= Task requirements =
In the records that follow, find each line with "globe" and pull it out.

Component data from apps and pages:
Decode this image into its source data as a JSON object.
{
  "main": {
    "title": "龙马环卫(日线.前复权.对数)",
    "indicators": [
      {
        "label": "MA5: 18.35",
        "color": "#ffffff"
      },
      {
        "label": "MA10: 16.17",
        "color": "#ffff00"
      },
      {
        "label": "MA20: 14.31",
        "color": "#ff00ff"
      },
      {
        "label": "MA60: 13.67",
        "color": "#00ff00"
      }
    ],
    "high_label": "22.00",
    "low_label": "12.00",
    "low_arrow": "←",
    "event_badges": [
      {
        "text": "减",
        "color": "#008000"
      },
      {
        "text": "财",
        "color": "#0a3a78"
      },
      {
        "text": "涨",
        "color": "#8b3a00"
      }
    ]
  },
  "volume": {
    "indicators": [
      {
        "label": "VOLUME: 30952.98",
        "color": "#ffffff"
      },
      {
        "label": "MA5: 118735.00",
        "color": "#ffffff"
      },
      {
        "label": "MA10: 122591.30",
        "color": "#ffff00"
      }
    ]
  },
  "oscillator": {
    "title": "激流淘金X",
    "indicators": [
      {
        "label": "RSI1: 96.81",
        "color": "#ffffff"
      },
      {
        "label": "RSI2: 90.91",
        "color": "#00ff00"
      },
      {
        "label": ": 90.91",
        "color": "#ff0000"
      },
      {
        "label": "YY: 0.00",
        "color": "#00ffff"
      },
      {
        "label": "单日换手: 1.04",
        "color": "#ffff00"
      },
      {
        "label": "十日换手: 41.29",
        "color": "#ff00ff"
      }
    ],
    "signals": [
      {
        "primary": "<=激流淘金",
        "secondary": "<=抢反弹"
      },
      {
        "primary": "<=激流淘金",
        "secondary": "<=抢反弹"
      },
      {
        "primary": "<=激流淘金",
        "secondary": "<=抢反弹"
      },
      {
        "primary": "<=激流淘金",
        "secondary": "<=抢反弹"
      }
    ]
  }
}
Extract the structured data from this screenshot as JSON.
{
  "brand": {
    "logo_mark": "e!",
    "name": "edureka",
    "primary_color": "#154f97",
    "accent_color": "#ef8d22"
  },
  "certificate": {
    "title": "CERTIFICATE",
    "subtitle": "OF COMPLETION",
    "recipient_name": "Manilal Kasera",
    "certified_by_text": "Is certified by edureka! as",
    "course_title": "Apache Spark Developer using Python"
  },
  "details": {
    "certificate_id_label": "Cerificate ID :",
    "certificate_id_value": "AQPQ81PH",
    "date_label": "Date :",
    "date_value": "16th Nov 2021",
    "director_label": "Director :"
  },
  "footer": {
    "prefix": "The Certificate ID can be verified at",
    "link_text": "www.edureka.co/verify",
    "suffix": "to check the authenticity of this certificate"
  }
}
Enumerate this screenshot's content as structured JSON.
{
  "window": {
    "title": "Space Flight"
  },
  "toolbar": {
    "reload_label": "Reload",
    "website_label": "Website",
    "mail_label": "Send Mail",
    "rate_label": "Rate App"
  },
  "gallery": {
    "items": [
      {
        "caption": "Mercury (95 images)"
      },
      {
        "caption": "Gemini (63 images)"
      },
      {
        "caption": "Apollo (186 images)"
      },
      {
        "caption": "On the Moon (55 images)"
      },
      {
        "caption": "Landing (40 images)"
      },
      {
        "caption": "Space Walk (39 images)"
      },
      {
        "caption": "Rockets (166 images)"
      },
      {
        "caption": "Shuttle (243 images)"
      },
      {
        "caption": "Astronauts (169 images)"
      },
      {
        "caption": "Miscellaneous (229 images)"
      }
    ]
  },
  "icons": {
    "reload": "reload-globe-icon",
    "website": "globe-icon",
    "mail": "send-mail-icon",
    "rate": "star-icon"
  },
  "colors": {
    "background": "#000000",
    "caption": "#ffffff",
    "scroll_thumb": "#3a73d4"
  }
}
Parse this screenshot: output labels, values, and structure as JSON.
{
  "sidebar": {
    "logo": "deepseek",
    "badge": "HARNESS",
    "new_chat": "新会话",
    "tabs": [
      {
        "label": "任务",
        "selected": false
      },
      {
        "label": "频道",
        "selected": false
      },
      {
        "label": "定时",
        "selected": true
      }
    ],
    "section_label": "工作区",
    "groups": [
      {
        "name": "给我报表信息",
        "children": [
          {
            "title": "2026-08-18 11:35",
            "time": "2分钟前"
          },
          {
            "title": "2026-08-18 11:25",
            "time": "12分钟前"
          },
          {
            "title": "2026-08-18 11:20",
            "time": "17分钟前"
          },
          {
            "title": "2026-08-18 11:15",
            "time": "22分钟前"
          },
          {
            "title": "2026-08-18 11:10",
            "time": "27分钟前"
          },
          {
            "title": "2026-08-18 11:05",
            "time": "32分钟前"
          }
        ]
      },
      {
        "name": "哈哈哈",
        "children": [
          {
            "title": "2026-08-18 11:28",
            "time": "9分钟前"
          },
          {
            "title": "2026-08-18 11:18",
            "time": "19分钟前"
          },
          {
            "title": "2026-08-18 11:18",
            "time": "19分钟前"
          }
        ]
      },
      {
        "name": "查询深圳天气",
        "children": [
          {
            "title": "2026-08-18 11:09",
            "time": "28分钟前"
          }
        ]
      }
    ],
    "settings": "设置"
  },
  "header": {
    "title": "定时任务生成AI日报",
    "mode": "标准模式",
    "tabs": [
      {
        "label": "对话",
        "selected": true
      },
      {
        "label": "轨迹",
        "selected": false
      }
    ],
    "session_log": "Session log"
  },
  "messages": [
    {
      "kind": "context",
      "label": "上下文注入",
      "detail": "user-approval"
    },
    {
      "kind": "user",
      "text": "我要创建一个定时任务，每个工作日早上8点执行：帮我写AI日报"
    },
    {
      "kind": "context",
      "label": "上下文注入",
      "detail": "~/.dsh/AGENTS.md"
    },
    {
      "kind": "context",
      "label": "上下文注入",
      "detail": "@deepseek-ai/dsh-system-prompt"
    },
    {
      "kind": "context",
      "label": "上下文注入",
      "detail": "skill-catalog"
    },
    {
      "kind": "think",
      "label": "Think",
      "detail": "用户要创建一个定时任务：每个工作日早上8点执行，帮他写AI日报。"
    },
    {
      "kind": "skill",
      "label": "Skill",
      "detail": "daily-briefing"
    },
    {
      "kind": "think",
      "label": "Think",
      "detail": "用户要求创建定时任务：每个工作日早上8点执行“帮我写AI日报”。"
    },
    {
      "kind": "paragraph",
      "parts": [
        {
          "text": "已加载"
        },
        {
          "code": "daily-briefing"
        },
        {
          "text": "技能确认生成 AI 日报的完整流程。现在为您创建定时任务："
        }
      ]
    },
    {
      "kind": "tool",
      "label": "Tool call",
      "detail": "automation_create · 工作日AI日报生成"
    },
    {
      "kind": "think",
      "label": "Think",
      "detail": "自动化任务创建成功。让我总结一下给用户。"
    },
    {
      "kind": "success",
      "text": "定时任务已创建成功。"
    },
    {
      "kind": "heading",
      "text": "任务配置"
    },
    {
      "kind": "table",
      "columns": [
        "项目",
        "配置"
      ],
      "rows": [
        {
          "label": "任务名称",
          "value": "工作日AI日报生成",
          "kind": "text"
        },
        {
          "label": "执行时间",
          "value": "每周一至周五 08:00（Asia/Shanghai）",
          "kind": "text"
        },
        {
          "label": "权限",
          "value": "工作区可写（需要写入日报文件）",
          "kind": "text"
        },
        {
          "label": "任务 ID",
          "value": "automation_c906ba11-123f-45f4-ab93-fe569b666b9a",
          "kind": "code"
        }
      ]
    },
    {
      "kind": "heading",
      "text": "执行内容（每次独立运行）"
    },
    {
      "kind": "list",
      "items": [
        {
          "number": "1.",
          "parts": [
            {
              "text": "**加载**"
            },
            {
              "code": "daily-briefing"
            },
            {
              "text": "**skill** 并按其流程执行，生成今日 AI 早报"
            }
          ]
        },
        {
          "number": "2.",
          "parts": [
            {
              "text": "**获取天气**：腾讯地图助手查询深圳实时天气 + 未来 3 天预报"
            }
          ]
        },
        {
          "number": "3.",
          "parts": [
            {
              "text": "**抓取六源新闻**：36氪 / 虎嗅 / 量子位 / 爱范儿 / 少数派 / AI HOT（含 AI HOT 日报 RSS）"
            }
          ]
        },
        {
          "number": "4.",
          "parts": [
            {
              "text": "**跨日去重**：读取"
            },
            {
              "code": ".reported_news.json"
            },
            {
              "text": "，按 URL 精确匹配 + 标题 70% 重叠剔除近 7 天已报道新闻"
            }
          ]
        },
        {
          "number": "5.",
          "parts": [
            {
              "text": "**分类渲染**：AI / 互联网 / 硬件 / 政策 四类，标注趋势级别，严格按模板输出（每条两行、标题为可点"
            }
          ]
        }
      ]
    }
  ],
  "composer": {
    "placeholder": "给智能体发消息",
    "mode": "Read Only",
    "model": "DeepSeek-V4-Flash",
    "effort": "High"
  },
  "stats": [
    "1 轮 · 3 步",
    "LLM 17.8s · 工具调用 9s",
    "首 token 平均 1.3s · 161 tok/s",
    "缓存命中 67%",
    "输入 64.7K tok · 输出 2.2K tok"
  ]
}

= Reply =
    "reload": "reload-globe-icon",
    "website": "globe-icon",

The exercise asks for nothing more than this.